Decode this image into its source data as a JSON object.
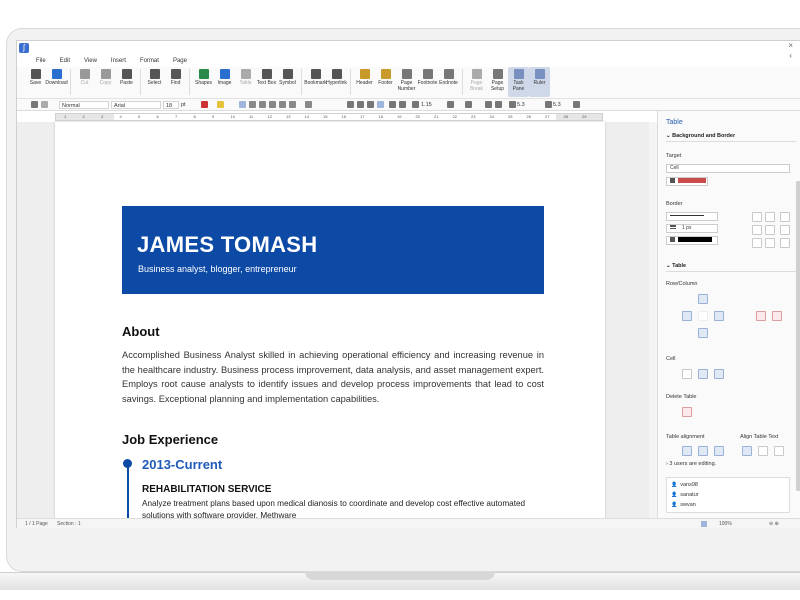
{
  "menu": [
    "File",
    "Edit",
    "View",
    "Insert",
    "Format",
    "Page"
  ],
  "window": {
    "close_label": "×",
    "collapse_label": "‹"
  },
  "toolbar": [
    {
      "label": "Save",
      "icon": "save-icon",
      "state": "normal"
    },
    {
      "label": "Download",
      "icon": "download-icon",
      "state": "normal"
    },
    {
      "label": "Cut",
      "icon": "cut-icon",
      "state": "dim"
    },
    {
      "label": "Copy",
      "icon": "copy-icon",
      "state": "dim"
    },
    {
      "label": "Paste",
      "icon": "paste-icon",
      "state": "normal"
    },
    {
      "label": "Select",
      "icon": "select-icon",
      "state": "normal"
    },
    {
      "label": "Find",
      "icon": "find-icon",
      "state": "normal"
    },
    {
      "label": "Shapes",
      "icon": "shapes-icon",
      "state": "normal"
    },
    {
      "label": "Image",
      "icon": "image-icon",
      "state": "normal"
    },
    {
      "label": "Table",
      "icon": "table-icon",
      "state": "dim"
    },
    {
      "label": "Text Box",
      "icon": "textbox-icon",
      "state": "normal"
    },
    {
      "label": "Symbol",
      "icon": "symbol-icon",
      "state": "normal"
    },
    {
      "label": "Bookmark",
      "icon": "bookmark-icon",
      "state": "normal"
    },
    {
      "label": "Hyperlink",
      "icon": "hyperlink-icon",
      "state": "normal"
    },
    {
      "label": "Header",
      "icon": "header-icon",
      "state": "normal"
    },
    {
      "label": "Footer",
      "icon": "footer-icon",
      "state": "normal"
    },
    {
      "label": "Page Number",
      "icon": "page-number-icon",
      "state": "normal"
    },
    {
      "label": "Footnote",
      "icon": "footnote-icon",
      "state": "normal"
    },
    {
      "label": "Endnote",
      "icon": "endnote-icon",
      "state": "normal"
    },
    {
      "label": "Page Break",
      "icon": "page-break-icon",
      "state": "dim"
    },
    {
      "label": "Page Setup",
      "icon": "page-setup-icon",
      "state": "normal"
    },
    {
      "label": "Task Pane",
      "icon": "task-pane-icon",
      "state": "active"
    },
    {
      "label": "Ruler",
      "icon": "ruler-icon",
      "state": "active"
    }
  ],
  "format": {
    "style": "Normal",
    "font": "Arial",
    "size": "18",
    "size_unit": "pt",
    "line_spacing": "1.15",
    "spacing_before": "5.3",
    "spacing_after": "5.3"
  },
  "ruler_ticks": [
    "1",
    "2",
    "3",
    "4",
    "5",
    "6",
    "7",
    "8",
    "9",
    "10",
    "11",
    "12",
    "13",
    "14",
    "15",
    "16",
    "17",
    "18",
    "19",
    "20",
    "21",
    "22",
    "23",
    "24",
    "25",
    "26",
    "27",
    "28",
    "29"
  ],
  "document": {
    "name": "JAMES TOMASH",
    "subtitle": "Business analyst, blogger, entrepreneur",
    "about_heading": "About",
    "about_text": "Accomplished Business Analyst skilled in achieving operational efficiency and increasing revenue in the healthcare industry. Business process improvement, data analysis, and asset management expert. Employs root cause analysts to identify issues and develop process improvements that lead to cost savings. Exceptional planning and implementation capabilities.",
    "job_heading": "Job Experience",
    "job_period": "2013-Current",
    "job_title": "REHABILITATION SERVICE",
    "job_desc": "Analyze treatment plans based upon medical dianosis to coordinate and develop cost effective automated solutions with software provider. Methware"
  },
  "status": {
    "page": "1 / 1 Page",
    "section": "Section : 1",
    "zoom": "100%"
  },
  "pane": {
    "title": "Table",
    "bg_section": "Background and Border",
    "target_label": "Target",
    "target_value": "Cell",
    "fill_color": "#c94a4a",
    "border_label": "Border",
    "border_width": "1 px",
    "border_color": "#000000",
    "table_section": "Table",
    "rowcol_label": "Row/Column",
    "cell_label": "Cell",
    "delete_label": "Delete Table",
    "align_label": "Table alignment",
    "align_text_label": "Align Table Text",
    "editing_note": "3 users are editing.",
    "users": [
      "vans98",
      "sanatur",
      "swvan"
    ]
  },
  "colors": {
    "accent": "#0c4aa6",
    "pane_title": "#2a5db0",
    "active_tool": "#cfd8e8"
  }
}
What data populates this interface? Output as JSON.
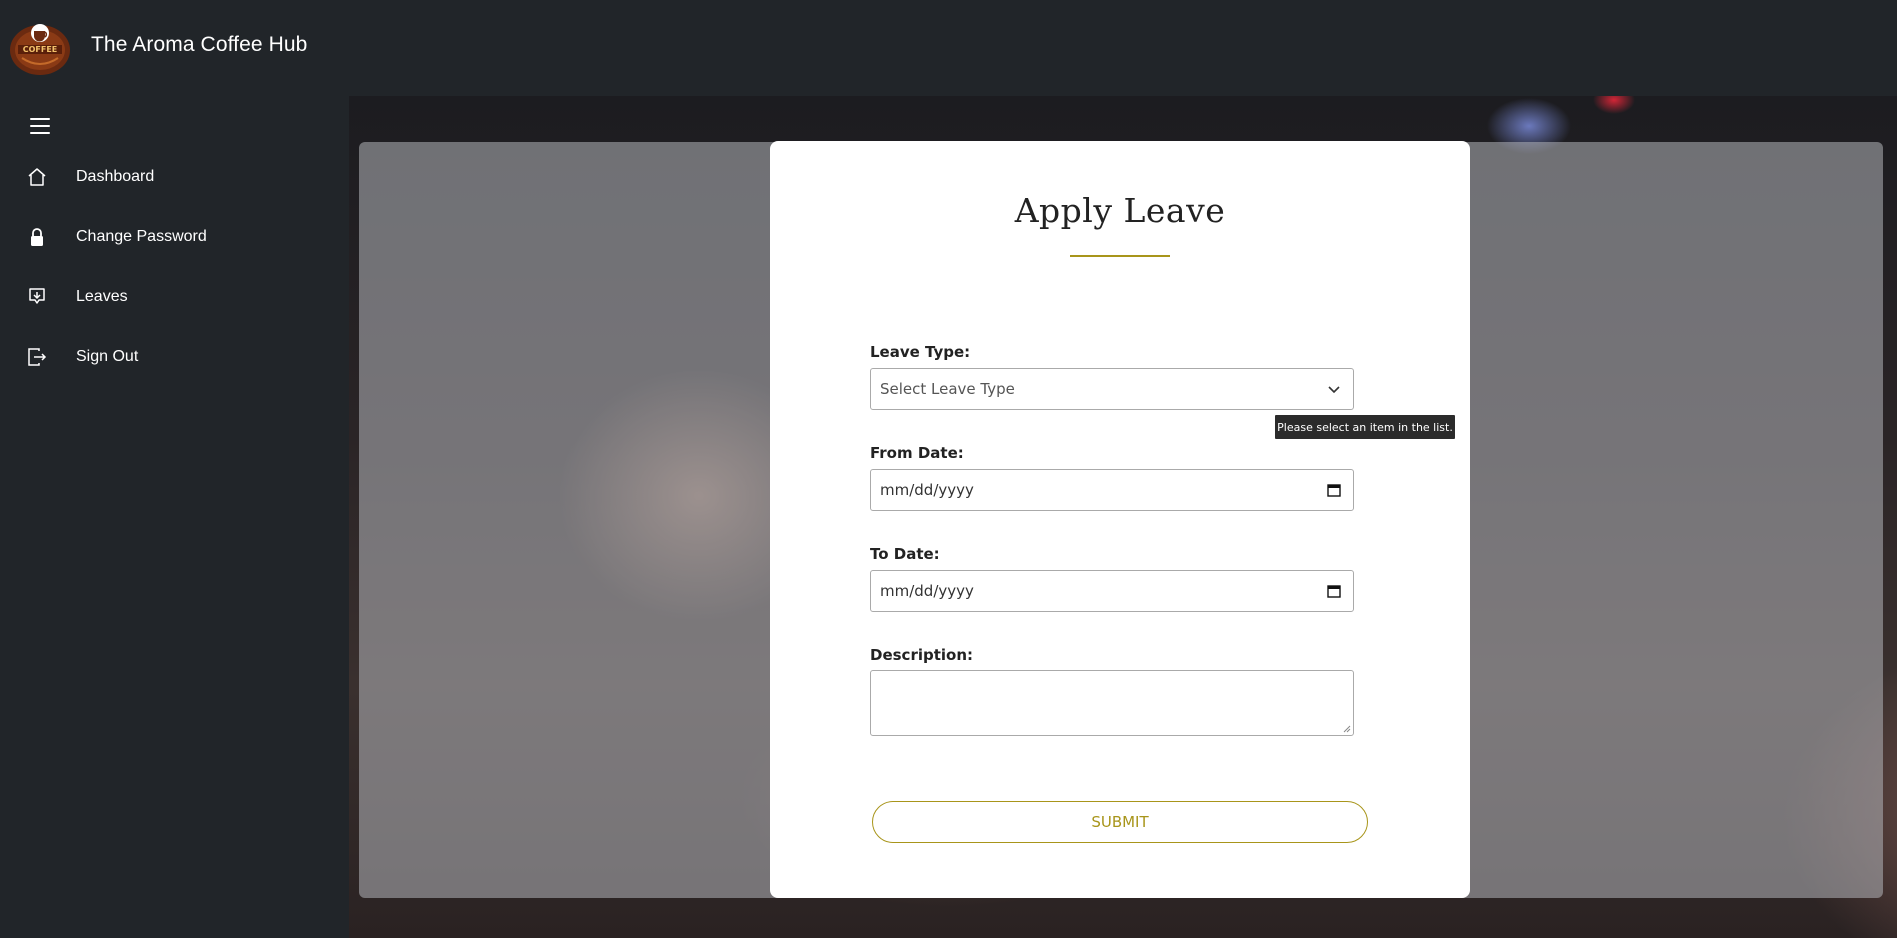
{
  "app": {
    "title": "The Aroma Coffee Hub",
    "logo_text": "COFFEE"
  },
  "sidebar": {
    "items": [
      {
        "label": "Dashboard",
        "icon": "home-icon"
      },
      {
        "label": "Change Password",
        "icon": "lock-icon"
      },
      {
        "label": "Leaves",
        "icon": "download-box-icon"
      },
      {
        "label": "Sign Out",
        "icon": "sign-out-icon"
      }
    ]
  },
  "form": {
    "title": "Apply Leave",
    "leave_type": {
      "label": "Leave Type:",
      "selected": "Select Leave Type"
    },
    "tooltip": "Please select an item in the list.",
    "from_date": {
      "label": "From Date:",
      "placeholder": "mm/dd/yyyy"
    },
    "to_date": {
      "label": "To Date:",
      "placeholder": "mm/dd/yyyy"
    },
    "description": {
      "label": "Description:",
      "value": ""
    },
    "submit_label": "SUBMIT"
  },
  "colors": {
    "background": "#212529",
    "accent": "#a8951a",
    "card": "#ffffff"
  }
}
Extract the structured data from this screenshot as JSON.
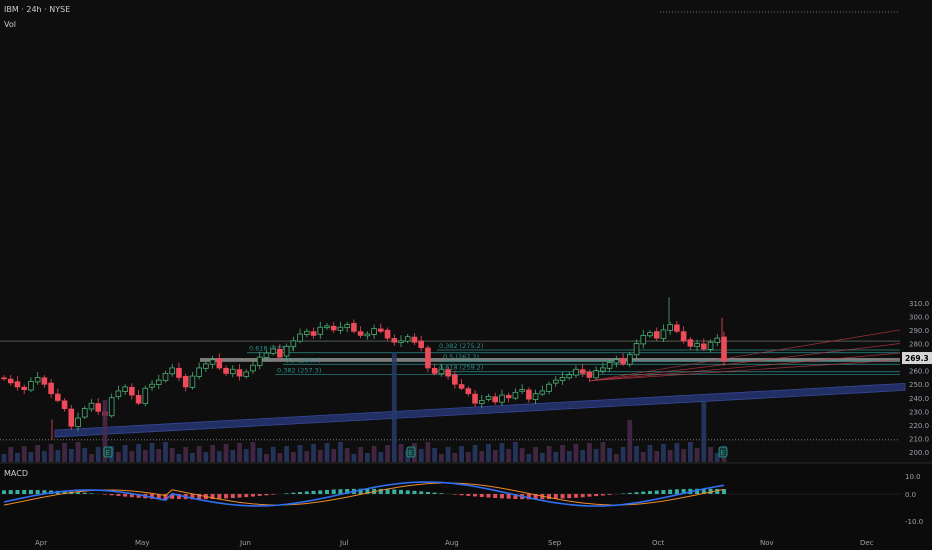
{
  "header": {
    "symbol": "IBM · 24h · NYSE",
    "volume_label": "Vol"
  },
  "macd_label": "MACD",
  "price_badge": "269.3",
  "colors": {
    "up": "#4caf75",
    "down": "#ef4a5a",
    "trend": "#24336e",
    "zone": "#d9d9d9",
    "fib": "#2a8f8a",
    "macd": "#2f6ff2",
    "signal": "#f08a2a",
    "bg": "#0e0e0e"
  },
  "chart_data": {
    "type": "candlestick",
    "y_axis": {
      "ticks": [
        200,
        210,
        220,
        230,
        240,
        250,
        260,
        270,
        280,
        290,
        300,
        310
      ],
      "range": [
        197,
        317
      ]
    },
    "x_axis": {
      "labels": [
        "Apr",
        "May",
        "Jun",
        "Jul",
        "Aug",
        "Sep",
        "Oct",
        "Nov",
        "Dec"
      ]
    },
    "closes": [
      254,
      251,
      248,
      246,
      252,
      255,
      250,
      243,
      238,
      232,
      219,
      225,
      232,
      236,
      230,
      227,
      240,
      245,
      248,
      242,
      236,
      247,
      250,
      253,
      258,
      262,
      255,
      248,
      256,
      262,
      265,
      268,
      262,
      258,
      261,
      256,
      259,
      264,
      270,
      273,
      276,
      270,
      278,
      282,
      287,
      289,
      286,
      292,
      293,
      290,
      292,
      294,
      289,
      286,
      287,
      291,
      289,
      284,
      281,
      282,
      285,
      281,
      277,
      262,
      258,
      261,
      256,
      250,
      247,
      243,
      236,
      238,
      241,
      237,
      242,
      240,
      244,
      246,
      239,
      243,
      245,
      250,
      253,
      255,
      257,
      261,
      258,
      255,
      260,
      262,
      266,
      268,
      265,
      272,
      280,
      286,
      288,
      284,
      290,
      294,
      289,
      282,
      278,
      280,
      276,
      281,
      284,
      267
    ],
    "fib_levels": [
      {
        "label": "0.618 (273.2)",
        "value": 273.2
      },
      {
        "label": "0.382 (275.2)",
        "value": 275.2
      },
      {
        "label": "0.5 (264.7)",
        "value": 264.7
      },
      {
        "label": "0.5 (267.2)",
        "value": 267.2
      },
      {
        "label": "0.618 (259.2)",
        "value": 259.2
      },
      {
        "label": "0.382 (257.3)",
        "value": 257.3
      }
    ],
    "horizontal_levels": [
      281.8,
      209
    ],
    "zone": [
      266.5,
      269.3
    ],
    "volume_max_ratio": 1.0,
    "macd_ticks": [
      "10.0",
      "0.0",
      "-10.0"
    ],
    "earnings_marker": "E"
  }
}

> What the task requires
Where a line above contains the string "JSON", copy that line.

> Task answer
Decode this image into its source data as a JSON object.
What data populates this interface? Output as JSON.
Extract the structured data from this screenshot as JSON.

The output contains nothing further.